As we near the end of our building project I am reflecting on the tenacity and hard work of so many people to get to this exciting stage. This project has been a part of my life since I moved to Hoxton over 20 years ago. For my children, now 24 and 20, this is all they have ever know their mother do! At times it has felt like an impossible task, but for nearly all those 20 years, it has felt like a path I just had to travel. No matter what obstacles and hurdles were put in our way, it has always felt inevitable that we will succeed in the end, because we just had to, for the families of Hoxton. They deserve a lovely place to bring their children where they can find love, support, friendship, advice and care. Ivy Street is unique in its loving care of the whole family. We care about the whole family and continue to care about families long after their children have gone to school. It’s a very special place.

So it was just not acceptable to fail in rebuilding the wholly inadequate old pub that we had occupied for nearly 40 years.

11 things to know about the Ivy Street building:

  1. It was built in 1902
  2. It was originally a pub called the Queen Adelaide
  3. It still has the original pub sign bracket on the front wall
  4. It was sold to a local youth charity in 1965 for £1
  5. It was given to Allie Harper in 1981 to start the Ivy Street Family Centre
  6. The stairs to the basement were built by a local vicar
  7. It used to host the ONLY café in Hoxton on Saturdays
  8. It was the only pre-school play group in the area for years
  9. It only had heating on one side of the main room.
  10. It had squatters, briefly, after we moved out. They ate the beans and drank the wine that we had stored in the basement.
  11. The new design preserves the history but gives the building new life for the next 100 years

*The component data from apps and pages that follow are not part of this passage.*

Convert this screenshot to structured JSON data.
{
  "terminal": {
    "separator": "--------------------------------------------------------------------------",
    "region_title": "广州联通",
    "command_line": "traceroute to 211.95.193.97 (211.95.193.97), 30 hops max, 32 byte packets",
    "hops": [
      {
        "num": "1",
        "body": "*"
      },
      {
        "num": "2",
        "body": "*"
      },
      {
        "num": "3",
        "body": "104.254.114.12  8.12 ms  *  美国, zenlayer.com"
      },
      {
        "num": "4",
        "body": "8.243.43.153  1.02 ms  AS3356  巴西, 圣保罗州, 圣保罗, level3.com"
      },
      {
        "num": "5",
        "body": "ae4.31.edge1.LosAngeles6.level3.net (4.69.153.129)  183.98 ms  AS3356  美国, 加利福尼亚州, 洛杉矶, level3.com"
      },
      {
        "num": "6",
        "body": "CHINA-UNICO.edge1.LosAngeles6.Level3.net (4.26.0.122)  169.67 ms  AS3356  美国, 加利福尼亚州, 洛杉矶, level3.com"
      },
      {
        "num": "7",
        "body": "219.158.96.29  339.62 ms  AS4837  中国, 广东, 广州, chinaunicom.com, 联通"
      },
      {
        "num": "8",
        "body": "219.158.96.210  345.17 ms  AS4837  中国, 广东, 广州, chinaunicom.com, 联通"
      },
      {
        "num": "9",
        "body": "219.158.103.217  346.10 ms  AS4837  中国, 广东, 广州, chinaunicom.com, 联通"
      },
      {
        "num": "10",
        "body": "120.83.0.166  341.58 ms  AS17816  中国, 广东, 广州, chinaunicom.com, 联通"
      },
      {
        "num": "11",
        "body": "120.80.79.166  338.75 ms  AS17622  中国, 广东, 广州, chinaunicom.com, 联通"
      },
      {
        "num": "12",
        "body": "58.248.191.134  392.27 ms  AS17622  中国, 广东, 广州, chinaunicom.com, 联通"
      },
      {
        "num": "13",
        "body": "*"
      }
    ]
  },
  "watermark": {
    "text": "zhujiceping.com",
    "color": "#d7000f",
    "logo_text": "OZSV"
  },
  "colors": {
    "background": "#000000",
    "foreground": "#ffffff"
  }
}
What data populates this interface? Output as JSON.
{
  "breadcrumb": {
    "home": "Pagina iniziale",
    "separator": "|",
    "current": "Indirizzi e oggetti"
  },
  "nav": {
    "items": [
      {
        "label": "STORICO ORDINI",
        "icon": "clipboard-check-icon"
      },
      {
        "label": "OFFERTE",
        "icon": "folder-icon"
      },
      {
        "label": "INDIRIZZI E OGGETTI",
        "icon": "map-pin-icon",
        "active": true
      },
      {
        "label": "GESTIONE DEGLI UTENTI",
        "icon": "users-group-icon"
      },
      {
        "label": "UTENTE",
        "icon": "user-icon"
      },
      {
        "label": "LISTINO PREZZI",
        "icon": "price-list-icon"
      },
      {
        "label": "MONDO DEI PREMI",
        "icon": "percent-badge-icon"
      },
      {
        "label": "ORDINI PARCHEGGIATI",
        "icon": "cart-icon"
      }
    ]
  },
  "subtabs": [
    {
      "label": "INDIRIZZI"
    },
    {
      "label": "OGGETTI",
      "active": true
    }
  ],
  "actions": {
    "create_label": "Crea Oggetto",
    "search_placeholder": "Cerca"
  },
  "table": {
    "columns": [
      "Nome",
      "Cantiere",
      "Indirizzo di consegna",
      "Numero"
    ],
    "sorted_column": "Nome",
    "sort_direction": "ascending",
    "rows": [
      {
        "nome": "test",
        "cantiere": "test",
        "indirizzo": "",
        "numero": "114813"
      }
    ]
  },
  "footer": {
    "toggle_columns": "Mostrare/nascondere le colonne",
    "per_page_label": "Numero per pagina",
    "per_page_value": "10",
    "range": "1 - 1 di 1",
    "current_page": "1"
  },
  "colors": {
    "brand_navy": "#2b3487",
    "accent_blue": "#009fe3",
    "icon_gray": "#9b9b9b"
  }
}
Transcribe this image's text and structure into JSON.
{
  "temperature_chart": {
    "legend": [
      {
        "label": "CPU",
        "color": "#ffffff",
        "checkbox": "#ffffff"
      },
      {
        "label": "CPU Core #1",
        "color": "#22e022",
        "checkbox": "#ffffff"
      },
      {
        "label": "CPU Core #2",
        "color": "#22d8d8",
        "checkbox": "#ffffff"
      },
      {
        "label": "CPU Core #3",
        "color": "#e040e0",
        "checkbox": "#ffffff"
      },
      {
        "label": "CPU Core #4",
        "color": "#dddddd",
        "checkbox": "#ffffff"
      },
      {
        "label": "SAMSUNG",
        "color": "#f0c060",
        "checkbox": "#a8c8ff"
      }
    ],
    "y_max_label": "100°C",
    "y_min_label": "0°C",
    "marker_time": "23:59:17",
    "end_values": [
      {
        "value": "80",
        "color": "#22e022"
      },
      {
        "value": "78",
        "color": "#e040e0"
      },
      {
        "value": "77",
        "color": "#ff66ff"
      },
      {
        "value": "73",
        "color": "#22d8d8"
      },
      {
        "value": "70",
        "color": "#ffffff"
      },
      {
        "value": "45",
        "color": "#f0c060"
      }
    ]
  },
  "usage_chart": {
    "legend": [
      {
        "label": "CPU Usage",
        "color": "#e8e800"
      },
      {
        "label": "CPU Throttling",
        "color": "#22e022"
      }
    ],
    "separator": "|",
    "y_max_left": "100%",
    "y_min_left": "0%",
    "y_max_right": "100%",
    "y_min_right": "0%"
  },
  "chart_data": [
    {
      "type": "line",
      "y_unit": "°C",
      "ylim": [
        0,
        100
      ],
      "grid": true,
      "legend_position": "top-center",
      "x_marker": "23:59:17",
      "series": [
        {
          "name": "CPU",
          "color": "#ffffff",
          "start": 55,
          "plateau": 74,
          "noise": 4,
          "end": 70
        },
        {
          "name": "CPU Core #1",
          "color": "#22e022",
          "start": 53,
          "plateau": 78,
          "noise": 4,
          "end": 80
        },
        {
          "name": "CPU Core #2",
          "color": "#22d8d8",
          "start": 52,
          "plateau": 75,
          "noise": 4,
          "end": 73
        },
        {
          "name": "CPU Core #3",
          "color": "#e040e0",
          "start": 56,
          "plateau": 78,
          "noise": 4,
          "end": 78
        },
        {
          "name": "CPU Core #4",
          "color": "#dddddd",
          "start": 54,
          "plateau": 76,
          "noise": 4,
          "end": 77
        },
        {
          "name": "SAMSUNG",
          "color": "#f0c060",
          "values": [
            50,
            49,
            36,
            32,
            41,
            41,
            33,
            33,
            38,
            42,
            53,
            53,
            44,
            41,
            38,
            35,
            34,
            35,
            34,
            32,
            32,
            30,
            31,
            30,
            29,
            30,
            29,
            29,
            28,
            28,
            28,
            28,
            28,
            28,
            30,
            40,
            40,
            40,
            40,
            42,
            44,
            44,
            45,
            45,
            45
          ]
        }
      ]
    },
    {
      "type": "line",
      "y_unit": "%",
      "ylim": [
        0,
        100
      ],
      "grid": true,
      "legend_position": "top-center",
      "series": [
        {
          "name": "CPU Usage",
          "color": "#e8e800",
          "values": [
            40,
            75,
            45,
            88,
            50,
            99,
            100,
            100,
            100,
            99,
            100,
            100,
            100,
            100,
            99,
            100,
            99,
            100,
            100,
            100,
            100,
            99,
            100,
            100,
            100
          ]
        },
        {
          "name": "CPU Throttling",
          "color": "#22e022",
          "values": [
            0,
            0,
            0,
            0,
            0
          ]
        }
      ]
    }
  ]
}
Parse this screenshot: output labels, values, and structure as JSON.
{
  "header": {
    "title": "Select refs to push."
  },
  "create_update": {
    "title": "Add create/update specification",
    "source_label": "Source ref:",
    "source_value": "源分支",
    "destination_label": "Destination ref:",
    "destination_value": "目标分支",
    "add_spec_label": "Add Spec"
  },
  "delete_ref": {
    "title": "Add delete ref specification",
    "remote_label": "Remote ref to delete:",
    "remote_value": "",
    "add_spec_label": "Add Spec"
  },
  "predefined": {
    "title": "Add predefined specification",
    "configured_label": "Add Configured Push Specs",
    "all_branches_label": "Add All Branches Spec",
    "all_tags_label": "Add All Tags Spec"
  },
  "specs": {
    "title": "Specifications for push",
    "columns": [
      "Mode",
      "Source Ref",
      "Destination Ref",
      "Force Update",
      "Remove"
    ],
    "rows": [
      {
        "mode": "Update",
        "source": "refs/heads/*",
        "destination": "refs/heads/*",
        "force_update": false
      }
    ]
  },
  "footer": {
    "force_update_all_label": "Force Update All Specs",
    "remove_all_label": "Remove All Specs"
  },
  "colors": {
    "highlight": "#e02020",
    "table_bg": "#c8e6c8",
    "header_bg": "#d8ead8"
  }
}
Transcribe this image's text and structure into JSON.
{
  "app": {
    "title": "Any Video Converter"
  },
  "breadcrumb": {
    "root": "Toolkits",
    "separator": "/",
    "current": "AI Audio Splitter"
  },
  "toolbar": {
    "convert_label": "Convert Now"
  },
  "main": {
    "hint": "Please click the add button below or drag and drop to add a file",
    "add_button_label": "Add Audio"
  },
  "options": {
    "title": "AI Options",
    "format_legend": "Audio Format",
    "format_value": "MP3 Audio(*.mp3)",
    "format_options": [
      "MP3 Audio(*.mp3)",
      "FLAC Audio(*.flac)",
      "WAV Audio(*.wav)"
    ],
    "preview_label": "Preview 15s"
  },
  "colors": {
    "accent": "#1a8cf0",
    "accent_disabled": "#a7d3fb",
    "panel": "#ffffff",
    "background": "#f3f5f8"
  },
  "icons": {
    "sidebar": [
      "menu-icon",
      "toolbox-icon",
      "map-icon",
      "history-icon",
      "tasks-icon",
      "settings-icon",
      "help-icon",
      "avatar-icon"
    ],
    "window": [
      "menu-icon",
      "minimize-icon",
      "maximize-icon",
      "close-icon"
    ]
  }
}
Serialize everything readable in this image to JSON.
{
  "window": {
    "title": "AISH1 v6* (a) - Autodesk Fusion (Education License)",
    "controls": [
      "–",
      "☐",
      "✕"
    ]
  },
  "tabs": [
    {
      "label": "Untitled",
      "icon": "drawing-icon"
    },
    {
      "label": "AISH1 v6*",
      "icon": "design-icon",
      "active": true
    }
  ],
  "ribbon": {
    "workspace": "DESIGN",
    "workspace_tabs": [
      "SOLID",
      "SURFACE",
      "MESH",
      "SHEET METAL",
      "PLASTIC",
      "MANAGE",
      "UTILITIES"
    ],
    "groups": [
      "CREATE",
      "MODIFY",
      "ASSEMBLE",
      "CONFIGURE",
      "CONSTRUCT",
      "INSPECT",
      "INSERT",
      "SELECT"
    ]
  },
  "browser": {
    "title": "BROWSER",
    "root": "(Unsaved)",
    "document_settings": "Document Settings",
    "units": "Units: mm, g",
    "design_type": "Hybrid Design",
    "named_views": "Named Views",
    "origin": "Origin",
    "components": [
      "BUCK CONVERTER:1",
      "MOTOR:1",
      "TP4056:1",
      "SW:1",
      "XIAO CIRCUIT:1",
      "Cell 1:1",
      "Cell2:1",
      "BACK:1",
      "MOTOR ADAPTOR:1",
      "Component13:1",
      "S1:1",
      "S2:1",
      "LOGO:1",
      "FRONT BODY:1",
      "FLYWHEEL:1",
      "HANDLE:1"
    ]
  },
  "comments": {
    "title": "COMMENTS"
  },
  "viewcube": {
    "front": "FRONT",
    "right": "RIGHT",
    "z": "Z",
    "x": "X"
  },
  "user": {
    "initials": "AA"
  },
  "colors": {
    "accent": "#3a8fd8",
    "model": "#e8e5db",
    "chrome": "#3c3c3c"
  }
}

There have been so many people involved in pushing this project forward over the last 20 years, sadly some no longer with us, and we are grateful to each and every person who joined with us to push this massive boulder up and down the mountains. We have weathered all kinds of storms, including the Financial Crash in 2008, perfectly timed to coincide with our first major fundraising effort!

There have also been some wonderful highlights, we were able to launch our fundraising campaign in a room at the House of Lords and were overwhelmed with the support we were shown for the project. We had a fundraising caterpillar up on the wall at Ivy Street and the families raised money with cake sales and jumble sales, a sponsored toddle around Shoreditch Park with me leading the way dressed as a Teletubby is a particularly fond memory!

Sometimes I thought my head was going to explode with the frustration of it, but we just kept putting one foot in front of the other and tried never to lose faith in making it to the end.

The faith of all the people involved has been inspirational, we could not be where we are now without the faithful prayers and hard work of all that have gone before us. I think of Philip who battled with Hackney for years to purchase the pavement around the building, enabling us to build a much bigger facility. I think of Nettie who worked on a Business Plan for months so that we could raise the necessary funds. I think of Andrew who diligently filled in funding application after funding application. I think of Robert who spent hours negotiating the final development agreement so that we have the building we need. There are so many more who faithfully gave hours and hours of their time to make this happen. It is a humbling thought.

I hope that many of those people will join with us when we eventually have our Grand Opening and can rejoice with us in the completion of our Ivy Street dreams.